Orientation and Mobility for Teens with Recent Vision Loss
If your teenager has just been diagnosed with a visual impairment—whether from a condition such as retinitis pigmentosa (RP) or Stargardt’s disease or because of an accident or other trauma—or if her vision has deteriorated, she has a lot to cope with. Like you and the rest of the family, she may have a number of concerns and emotions.
Among the most immediate challenges are dealing with the sudden loss of physical independence and learning how to regain the ability to know where she is and how to get from one place to another by herself. To accomplish that, she’s going to need the help of an orientation and mobility (O&M) instructor.
The focus of O&M instruction will vary depending on your teenager’s usable vision, medical and physical condition, and motivation to travel independently. Because she probably traveled on her own until recently, using her vision and other senses to help her get where she wanted to go, she has the advantage of understanding concepts such as:
- What a block of buildings looks like
- The layout of various intersections
- How streets and avenues intersect
- The way stores are arranged in shopping malls
- Familiar “landmarks” that help her know where she is in her neighborhood
She probably visited friends in other neighborhoods, used the big regional library on the other side of town when she had a research assignment to complete, and went from one place to another confidently, without guidance from you or anyone else. Now, with instruction from an O&M specialist, she can learn skills to gain back her ability to travel on her own. The instructor will work with your daughter in some or all of the following ways:
Evaluate how she uses her vision (if any) and other senses when moving in familiar and unfamiliar environments.
Evaluate her knowledge of the community, such as different types of intersections and how to use public transportation.
Teach her techniques such as sighted guide or cane techniques to travel safely.
Determine whether using a long cane will give her the information and protection she needs to travel safely; and if so, teach her how to use this tool.
Determine whether optical devices, such as a monocular, might enable your child to use her vision more efficiently.

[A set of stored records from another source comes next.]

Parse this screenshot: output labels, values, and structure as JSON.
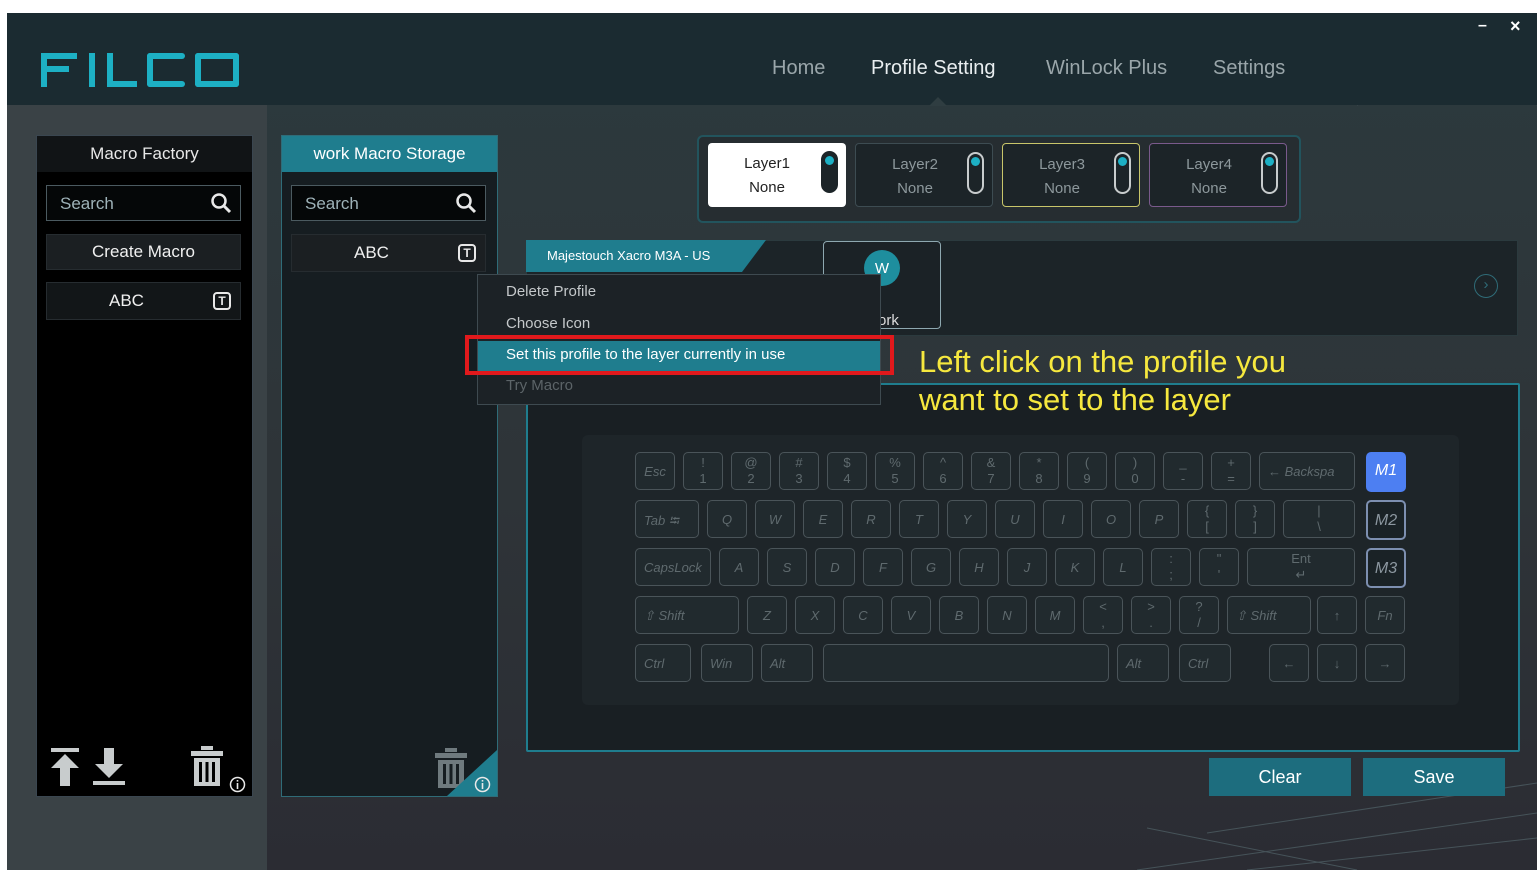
{
  "header": {
    "logo_text": "FILCO",
    "nav": [
      "Home",
      "Profile Setting",
      "WinLock Plus",
      "Settings"
    ],
    "active_nav": "Profile Setting",
    "minimize": "–",
    "close": "×"
  },
  "macro_factory": {
    "title": "Macro Factory",
    "search_placeholder": "Search",
    "create_label": "Create Macro",
    "items": [
      {
        "label": "ABC",
        "badge": "T"
      }
    ]
  },
  "macro_storage": {
    "title": "work Macro Storage",
    "search_placeholder": "Search",
    "items": [
      {
        "label": "ABC",
        "badge": "T"
      }
    ]
  },
  "layers": [
    {
      "name": "Layer1",
      "value": "None",
      "active": true
    },
    {
      "name": "Layer2",
      "value": "None",
      "active": false
    },
    {
      "name": "Layer3",
      "value": "None",
      "active": false
    },
    {
      "name": "Layer4",
      "value": "None",
      "active": false
    }
  ],
  "profile": {
    "tab_label": "Majestouch Xacro M3A - US",
    "avatar_letter": "W",
    "name_visible": "ork"
  },
  "context_menu": {
    "items": [
      {
        "label": "Delete Profile"
      },
      {
        "label": "Choose Icon"
      },
      {
        "label": "Set this profile to the layer currently in use"
      },
      {
        "label": "Try Macro"
      }
    ]
  },
  "callout": {
    "line1": "Left click on the profile you",
    "line2": "want to set to the layer"
  },
  "keyboard": {
    "row1": [
      {
        "c": "Esc"
      },
      {
        "t": "!",
        "b": "1"
      },
      {
        "t": "@",
        "b": "2"
      },
      {
        "t": "#",
        "b": "3"
      },
      {
        "t": "$",
        "b": "4"
      },
      {
        "t": "%",
        "b": "5"
      },
      {
        "t": "^",
        "b": "6"
      },
      {
        "t": "&",
        "b": "7"
      },
      {
        "t": "*",
        "b": "8"
      },
      {
        "t": "(",
        "b": "9"
      },
      {
        "t": ")",
        "b": "0"
      },
      {
        "t": "_",
        "b": "-"
      },
      {
        "t": "+",
        "b": "="
      },
      {
        "c": "← Backspa"
      }
    ],
    "row2": [
      {
        "c": "Tab ⭾"
      },
      {
        "c": "Q"
      },
      {
        "c": "W"
      },
      {
        "c": "E"
      },
      {
        "c": "R"
      },
      {
        "c": "T"
      },
      {
        "c": "Y"
      },
      {
        "c": "U"
      },
      {
        "c": "I"
      },
      {
        "c": "O"
      },
      {
        "c": "P"
      },
      {
        "t": "{",
        "b": "["
      },
      {
        "t": "}",
        "b": "]"
      },
      {
        "t": "|",
        "b": "\\"
      }
    ],
    "row3": [
      {
        "c": "CapsLock"
      },
      {
        "c": "A"
      },
      {
        "c": "S"
      },
      {
        "c": "D"
      },
      {
        "c": "F"
      },
      {
        "c": "G"
      },
      {
        "c": "H"
      },
      {
        "c": "J"
      },
      {
        "c": "K"
      },
      {
        "c": "L"
      },
      {
        "t": ":",
        "b": ";"
      },
      {
        "t": "\"",
        "b": "'"
      },
      {
        "t": "Ent",
        "b": "↵"
      }
    ],
    "row4": [
      {
        "c": "⇧ Shift"
      },
      {
        "c": "Z"
      },
      {
        "c": "X"
      },
      {
        "c": "C"
      },
      {
        "c": "V"
      },
      {
        "c": "B"
      },
      {
        "c": "N"
      },
      {
        "c": "M"
      },
      {
        "t": "<",
        "b": ","
      },
      {
        "t": ">",
        "b": "."
      },
      {
        "t": "?",
        "b": "/"
      },
      {
        "c": "⇧ Shift"
      },
      {
        "c": "↑"
      },
      {
        "c": "Fn"
      }
    ],
    "row5": [
      {
        "c": "Ctrl"
      },
      {
        "c": "Win"
      },
      {
        "c": "Alt"
      },
      {
        "c": ""
      },
      {
        "c": "Alt"
      },
      {
        "c": "Ctrl"
      },
      {
        "c": "←"
      },
      {
        "c": "↓"
      },
      {
        "c": "→"
      }
    ],
    "macro_keys": [
      "M1",
      "M2",
      "M3"
    ]
  },
  "actions": {
    "clear": "Clear",
    "save": "Save"
  },
  "colors": {
    "accent": "#1f7d8e",
    "highlight_box": "#e1191c",
    "callout_text": "#f6e83e",
    "m1_active": "#4d7ff2"
  }
}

If the O&M specialist feels that optical aids could be beneficial, a referral for a clinical low vision evaluation should be made so that appropriate aids may be prescribed.

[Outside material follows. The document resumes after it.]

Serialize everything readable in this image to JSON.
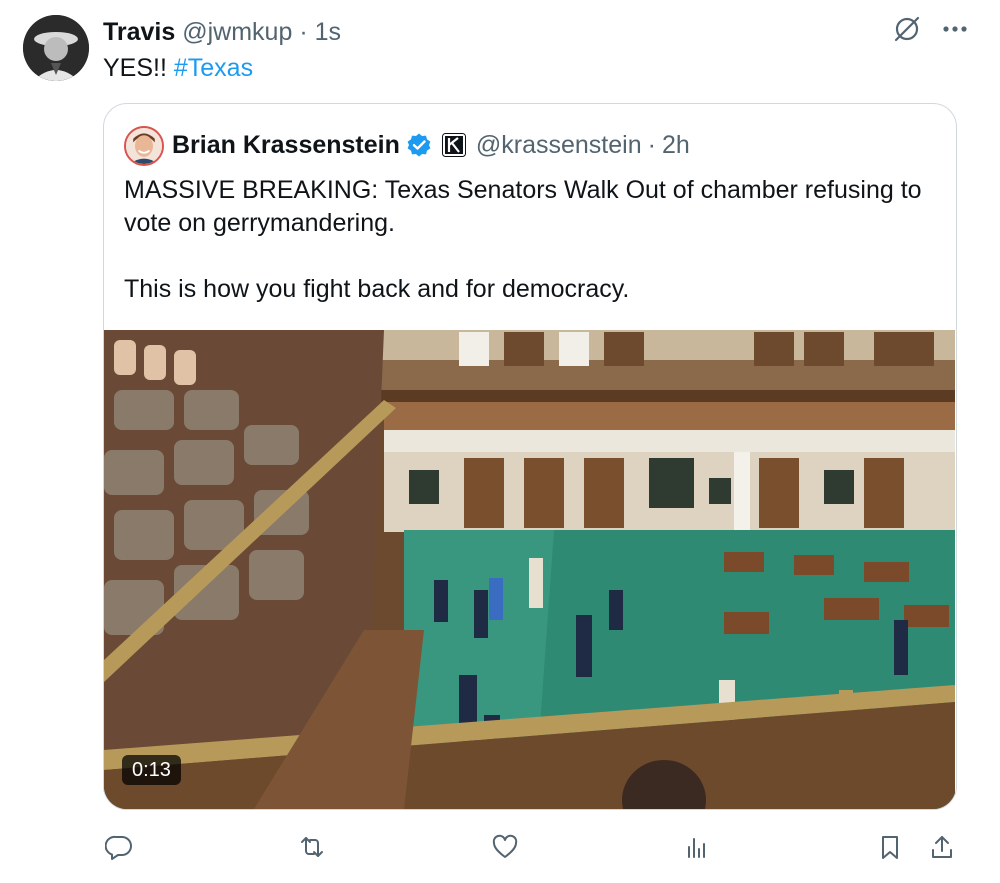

Conduct a sun lens evaluation to determine if non-prescription sun lenses (eyeglasses with colored-filter lenses) will help her use her vision more efficiently during daytime travel.
Motivation Is Important
Your teenager may be hesitant or perhaps anxious about traveling by herself. She may feel self-conscious using a long cane or wearing sun lenses—reactions that aren’t unusual. She’ll need time and reassurance to adjust to all the major changes going on in her life, and the O&M specialist will need to be sensitive to her feelings. However, your teen may be more motivated to learn travel skills if the lessons will increase her access to places and activities that particularly interest her. For example, if music is one of her passions, and she plays the guitar, she may be eager to learn how to travel to a music store across town.
Back to School
To travel safely around school, your daughter will need lessons from her O&M instructor on how to get around both outside and inside the building, how to move from one classroom to another, how to navigate crowded hallways, and how to get up and down stairs. While some of her classmates may act as human guides, she’ll still need strong O&M skills to travel safely and independently on her own.
Depending on your child’s various interests and plans for the future, the O&M specialist will also design lessons specific to her needs. For example:
Taking your daughter to unfamiliar locations such as a larger town or a nearby city in order to teach her more advanced O&M skills;
Using public transportation, including how to get information about schedules; locate a bus stop, train platform, or subway; pay the fare; alert the driver or other passengers if she needs help to determine where to get off; appropriate behavior during the trip; how to exit the bus or train; and how to find her destination;
Using taxis, including how to call for a taxi, how to communicate any special needs to the driver and dispatcher, and how to manage paying and tipping;
Numbering systems both within blocks and within buildings;
Maintaining safety while traveling and what to do if her safety is threatened;
Using optical devices, such as a telescope, while traveling to increase access to visual information;
Using maps, the Internet, and the telephone to gather information and prepare for traveling—whether going a few blocks or across the country; or
Planning for how to manage in a new place if your daughter expects to go away to college or move to another town to work after she graduates from high school.